I think it sounds like a strong possibility:
But Mr. Thompson appears serene about all the speculation swirling around him. "Those running are all good guys, and would be good presidents," he says leaning back in a recliner. "But there are truly vital issues--from the looming entitlement crisis to nuclear proliferation--I'm not afraid to talk about. Lots of people have such a low regard for politicians that they're open to a campaign that would be completely different."
So how would a possible Thompson campaign be distinctive? "Politics is now one big 24-hour news cycle, but we seem to spend less time than ever on real substance," he muses. "What if someone harnessed the Internet and other technologies and insisted in talking about real issues in more depth than consultants would advise? What if they took risks with their race in hopes that the risks to our children could be reduced through building a mandate for good policy?.."
The next president, according to Mr. Thompson, needs to exercise strong leadership "and get down in the weeds and fix a civil-service system that makes it too hard to hire good employees and too hard to fire bad ones." He doesn't offer specifics on what to do, but notes the "insanity" of the new Congress pushing for the unionization of homeland security employees only five years after it rejected the notion in the wake of 9/11. "Should we tie ourselves up in bureaucratic knots with the challenges we may have to face?" he asks in wonderment.
The challenges, he says, are numerous. On Iraq, he admits "we are left with nothing but bad choices." However, he says the "worst choice" would be to have Osama bin Laden proven right when he predicted America wouldn't have the stomach for a tough fight. The costs of Iraq have been high, but they could be even higher "if we have another stain on America like that infamous scene from Saigon 1975 in which our helicopters took off leaving those who supported us grabbing at the landing skids."
Mr. Thompson is especially worried about nuclear proliferation. He serves as chairman of the International Security Advisory Board, along with former Clinton CIA Director Jim Woolsey and former Democratic Sen. Chuck Robb. The board recently received an unclassified briefing that convinced him three or four countries in the Middle East are "on the cusp" of acquiring nuclear weapons should the Iranians carry through with their own weapons program...

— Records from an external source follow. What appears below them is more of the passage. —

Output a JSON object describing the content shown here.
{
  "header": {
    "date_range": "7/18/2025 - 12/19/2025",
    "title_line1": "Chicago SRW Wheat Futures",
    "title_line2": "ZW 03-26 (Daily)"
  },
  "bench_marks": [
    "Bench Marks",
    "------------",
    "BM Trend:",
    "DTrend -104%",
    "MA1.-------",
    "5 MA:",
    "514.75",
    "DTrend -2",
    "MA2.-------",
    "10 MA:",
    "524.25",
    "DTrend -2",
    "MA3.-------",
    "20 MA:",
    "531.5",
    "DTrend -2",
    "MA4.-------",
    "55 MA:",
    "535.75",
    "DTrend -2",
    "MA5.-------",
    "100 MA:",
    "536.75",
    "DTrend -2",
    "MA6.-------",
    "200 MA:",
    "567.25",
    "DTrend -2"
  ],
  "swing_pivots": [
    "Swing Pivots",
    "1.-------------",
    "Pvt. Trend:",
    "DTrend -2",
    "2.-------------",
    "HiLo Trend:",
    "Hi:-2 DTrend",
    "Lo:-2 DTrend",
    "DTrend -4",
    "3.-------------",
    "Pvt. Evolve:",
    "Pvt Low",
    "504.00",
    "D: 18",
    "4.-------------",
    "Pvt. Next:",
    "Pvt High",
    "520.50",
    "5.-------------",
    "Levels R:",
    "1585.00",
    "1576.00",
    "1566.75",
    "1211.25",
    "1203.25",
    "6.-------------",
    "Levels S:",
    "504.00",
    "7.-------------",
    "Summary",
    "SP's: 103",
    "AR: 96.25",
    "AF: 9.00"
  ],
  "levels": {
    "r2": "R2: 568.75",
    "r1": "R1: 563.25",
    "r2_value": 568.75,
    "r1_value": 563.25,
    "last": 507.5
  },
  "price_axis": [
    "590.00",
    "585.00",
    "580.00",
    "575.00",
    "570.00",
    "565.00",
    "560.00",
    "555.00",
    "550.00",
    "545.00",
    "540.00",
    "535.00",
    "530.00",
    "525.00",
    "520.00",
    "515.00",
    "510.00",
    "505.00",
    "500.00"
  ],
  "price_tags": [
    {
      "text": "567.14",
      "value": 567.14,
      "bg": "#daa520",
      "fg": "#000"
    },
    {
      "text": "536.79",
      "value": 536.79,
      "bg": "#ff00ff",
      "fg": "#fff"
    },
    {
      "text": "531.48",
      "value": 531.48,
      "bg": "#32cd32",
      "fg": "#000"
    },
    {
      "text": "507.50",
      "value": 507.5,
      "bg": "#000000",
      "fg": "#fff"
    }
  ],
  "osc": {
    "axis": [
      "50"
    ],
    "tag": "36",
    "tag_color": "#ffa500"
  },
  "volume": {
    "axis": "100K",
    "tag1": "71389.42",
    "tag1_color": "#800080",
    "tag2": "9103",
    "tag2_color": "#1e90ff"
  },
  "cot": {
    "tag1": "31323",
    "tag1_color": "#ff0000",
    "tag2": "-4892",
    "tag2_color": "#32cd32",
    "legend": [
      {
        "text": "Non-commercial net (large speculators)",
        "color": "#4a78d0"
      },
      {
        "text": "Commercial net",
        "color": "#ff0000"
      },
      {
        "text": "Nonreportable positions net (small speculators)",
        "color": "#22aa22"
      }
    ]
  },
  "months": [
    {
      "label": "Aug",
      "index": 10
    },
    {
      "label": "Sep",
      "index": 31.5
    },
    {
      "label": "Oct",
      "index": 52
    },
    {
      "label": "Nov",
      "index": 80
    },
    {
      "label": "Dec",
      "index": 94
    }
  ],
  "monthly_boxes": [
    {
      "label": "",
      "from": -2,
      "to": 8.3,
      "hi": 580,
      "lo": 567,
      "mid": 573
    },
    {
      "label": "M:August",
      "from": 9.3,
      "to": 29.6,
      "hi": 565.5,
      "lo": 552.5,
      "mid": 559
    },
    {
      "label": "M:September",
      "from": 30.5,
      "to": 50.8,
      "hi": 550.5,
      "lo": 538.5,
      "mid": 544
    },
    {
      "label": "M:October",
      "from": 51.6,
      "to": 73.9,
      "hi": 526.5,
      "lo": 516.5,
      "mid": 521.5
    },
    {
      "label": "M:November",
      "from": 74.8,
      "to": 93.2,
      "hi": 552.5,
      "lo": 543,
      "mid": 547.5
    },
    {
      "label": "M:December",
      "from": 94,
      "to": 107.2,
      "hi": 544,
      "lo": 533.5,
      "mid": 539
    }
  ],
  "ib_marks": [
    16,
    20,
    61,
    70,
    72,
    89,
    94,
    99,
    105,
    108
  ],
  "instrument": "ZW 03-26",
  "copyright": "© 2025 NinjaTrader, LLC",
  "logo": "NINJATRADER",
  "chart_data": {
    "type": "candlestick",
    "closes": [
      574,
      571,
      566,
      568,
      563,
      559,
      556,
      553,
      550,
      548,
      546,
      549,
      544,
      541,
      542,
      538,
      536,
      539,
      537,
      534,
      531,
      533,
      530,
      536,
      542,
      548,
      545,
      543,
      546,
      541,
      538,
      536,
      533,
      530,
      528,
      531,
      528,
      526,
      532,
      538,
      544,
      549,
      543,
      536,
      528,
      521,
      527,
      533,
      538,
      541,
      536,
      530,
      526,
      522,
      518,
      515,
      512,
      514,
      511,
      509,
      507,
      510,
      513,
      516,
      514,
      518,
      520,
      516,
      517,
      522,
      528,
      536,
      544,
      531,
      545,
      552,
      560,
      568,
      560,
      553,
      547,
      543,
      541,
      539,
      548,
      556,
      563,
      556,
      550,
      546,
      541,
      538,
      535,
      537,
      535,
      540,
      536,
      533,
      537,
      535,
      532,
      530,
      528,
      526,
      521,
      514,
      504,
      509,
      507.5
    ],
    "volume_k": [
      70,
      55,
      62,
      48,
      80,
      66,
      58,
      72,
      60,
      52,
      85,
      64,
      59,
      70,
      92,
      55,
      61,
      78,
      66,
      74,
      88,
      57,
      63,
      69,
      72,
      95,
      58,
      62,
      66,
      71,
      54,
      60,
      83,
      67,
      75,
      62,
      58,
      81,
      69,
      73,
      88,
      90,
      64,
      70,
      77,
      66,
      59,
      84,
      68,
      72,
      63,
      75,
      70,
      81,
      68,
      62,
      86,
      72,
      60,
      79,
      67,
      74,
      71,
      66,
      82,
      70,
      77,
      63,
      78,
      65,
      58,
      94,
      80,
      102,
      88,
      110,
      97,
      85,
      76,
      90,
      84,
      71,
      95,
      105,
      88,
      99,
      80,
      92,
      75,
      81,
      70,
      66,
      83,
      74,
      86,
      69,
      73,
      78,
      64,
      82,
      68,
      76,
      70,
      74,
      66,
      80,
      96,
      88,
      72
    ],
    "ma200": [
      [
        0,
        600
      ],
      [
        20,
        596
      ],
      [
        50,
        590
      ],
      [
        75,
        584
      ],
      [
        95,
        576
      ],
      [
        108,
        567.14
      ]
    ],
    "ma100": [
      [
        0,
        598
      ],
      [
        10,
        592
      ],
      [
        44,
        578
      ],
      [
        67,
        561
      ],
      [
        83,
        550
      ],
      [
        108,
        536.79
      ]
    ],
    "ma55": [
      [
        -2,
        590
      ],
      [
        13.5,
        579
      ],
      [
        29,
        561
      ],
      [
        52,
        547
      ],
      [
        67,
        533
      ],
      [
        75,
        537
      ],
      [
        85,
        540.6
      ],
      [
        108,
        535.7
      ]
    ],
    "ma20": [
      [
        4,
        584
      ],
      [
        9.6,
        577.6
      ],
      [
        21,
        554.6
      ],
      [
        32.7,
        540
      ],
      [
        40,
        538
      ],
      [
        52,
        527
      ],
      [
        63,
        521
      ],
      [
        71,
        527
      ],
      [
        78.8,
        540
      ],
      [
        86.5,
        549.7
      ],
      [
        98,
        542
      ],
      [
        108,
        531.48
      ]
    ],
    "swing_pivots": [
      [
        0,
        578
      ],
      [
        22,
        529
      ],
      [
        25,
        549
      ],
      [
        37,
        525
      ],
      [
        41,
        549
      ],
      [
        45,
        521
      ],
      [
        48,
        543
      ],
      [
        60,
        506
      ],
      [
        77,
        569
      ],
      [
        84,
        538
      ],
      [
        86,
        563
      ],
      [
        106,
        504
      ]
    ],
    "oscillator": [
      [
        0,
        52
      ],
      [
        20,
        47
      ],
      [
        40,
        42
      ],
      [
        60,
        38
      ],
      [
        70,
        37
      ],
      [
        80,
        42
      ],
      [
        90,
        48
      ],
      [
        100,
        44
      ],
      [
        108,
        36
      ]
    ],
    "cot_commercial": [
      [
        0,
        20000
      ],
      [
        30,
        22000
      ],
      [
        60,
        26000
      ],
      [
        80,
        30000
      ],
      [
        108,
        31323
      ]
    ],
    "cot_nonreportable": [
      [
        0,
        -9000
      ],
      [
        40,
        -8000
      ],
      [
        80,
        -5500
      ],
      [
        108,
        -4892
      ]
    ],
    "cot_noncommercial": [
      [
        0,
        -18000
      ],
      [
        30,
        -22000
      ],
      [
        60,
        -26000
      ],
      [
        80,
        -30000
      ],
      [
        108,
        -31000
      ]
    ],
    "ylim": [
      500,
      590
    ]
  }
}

Clearly there are areas where he comes across as less polished, but when he discusses McCain-Feingold and runaway spending for example, he sounds like he has the essential elements of his message thought out. And it seems like he'd seek the 'straight shooter' label that served McCain so well.
The rapidity with which he's disavowed his vote on McCain-Feingold makes me wonder whether he's decided that it's a major reason for the displeasure that primary voters feel toward McCain. Certainly it's among the first things that every conservative I know mentions when talking about McCain's problems.
Among other trivia, how odd would it be to have a President older than 65 with two children under 10? I have to think it's probably never happened before.
Update: Novak offers this on Thompson today:
Actor-politician Fred Thompson's unexpected expression of interest in seeking the Republican presidential nomination has attracted an equally unexpected favorable reaction, especially among social conservatives.
In Tennessee Republican politics, former Sen. Thompson was allied with Howard Baker and Lamar Alexander in the state party's more liberal wing. However, his voting record in the Senate was solidly conservative. He is viewed by the Christian right as more acceptable than any of the three Republican candidates leading in the polls -- Rudy Giuliani, John McCain and Mitt Romney.
Nobody is sure that Thompson really will run. He has been reported in line as successor to radio commentator Paul Harvey to fill one of the most prestigious and profitable broadcasting niches.